In January 2009, I will release a new diving adventure short story, right here on the pages of DiveBuddy. It will come out in serial format, one chapter a week for nine weeks. The story is set on Withrow Key in the Florida Keys. Where is Withrow Key? Anywhere you want it to be.
To get prepared for the release event, you might want to read the three stories based on the tiny island so far. The first story was Going Down With the Ship in August 2005. It was released in four installment on the Scuba Radio website. Below is the first page of the story. If you’re interested, you can then follow the link to download the rest of the first installment. Next week, I’ll post the second section. What you are downloading is a PDF file of the story. Feel free to email it to your friends but make sure and let everyone know you found it here on DiveBuddy. Tell them to come back to my page on DiveBuddy to leave comments about the story.
Going Down with the Ship
By Eric Douglas
The conch made its way slowly across the sand – journeying from one reef outcropping to the next. The separation was no more than 20 feet, but it had probably taken the poor creature hours to make it the 15 feet it had traveled so far. Tiny marks – footprints, really – in the white sand showed his progress and the determination it had taken.
The reef itself was spectacular and the warm water was perfectly clear. The divers could see more than 80 feet in any direction as they hovered weightless five feet above the sand and reef bottom and 40 feet from the surface. The reef was alive with fish life and color. The coral itself looked healthy on this particular spot, something Jackson Pauley was glad to see. Not all of the dive sites on the United States’ only living coral reef were in as good of shape – storm water runoff with pollutants and fertilizer drainage from farms had seen to that.

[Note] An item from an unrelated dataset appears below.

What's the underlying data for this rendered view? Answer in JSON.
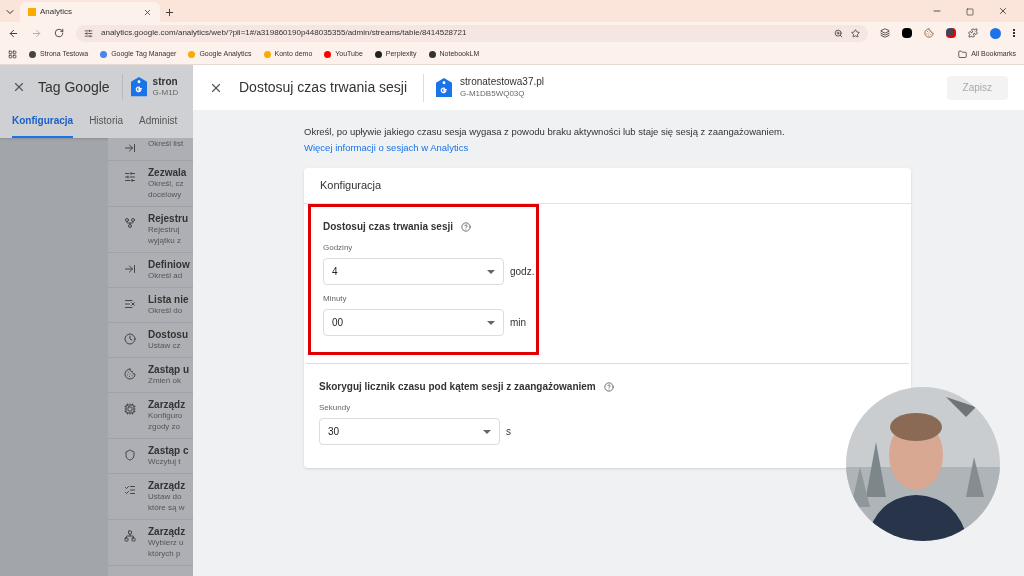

The conch still had five feet to go. It would no doubt take it another several hours to make it to the relative safety of the reef structure. What had caused it to decide to move from one to the other was anybody’s guess. A predator itself, the conch was probably looking for fresh prey, but it was taking a risk crossing the open sand. Fortunately, for the conch, its large and ornately-decorated shell provided some degree of protection against larger predators, but not from the most dangerous creature in the ocean. It had nothing to protect it from that.
Jackson was leading a group of divers from the Midwest along the reef. Some of them were pretty good in the water. He could tell they took their diving seriously and were conscious of their motion and breathing. A couple of the divers in the group weren’t really paying attention, however. Jackson saw them brush against the reef and one had actually sat down on a brain coral as he adjusted his fin. Sometimes there was no getting through to people.
A diver spotted the slow moving conch and descended to the sand to get a closer look. At first, she kept a respectful distance. Then she moved closer. The little mollusk didn’t stand a chance. It attempted to retreat inside its shell, but the diver picked it up to look. Jackson guessed she wanted to see where it had gone. Not seeing anything, the diver simply dropped the shell back on the sand. It landed upside down. She swam away.
To download the rest of Going Down With the Ship section one, follow this link.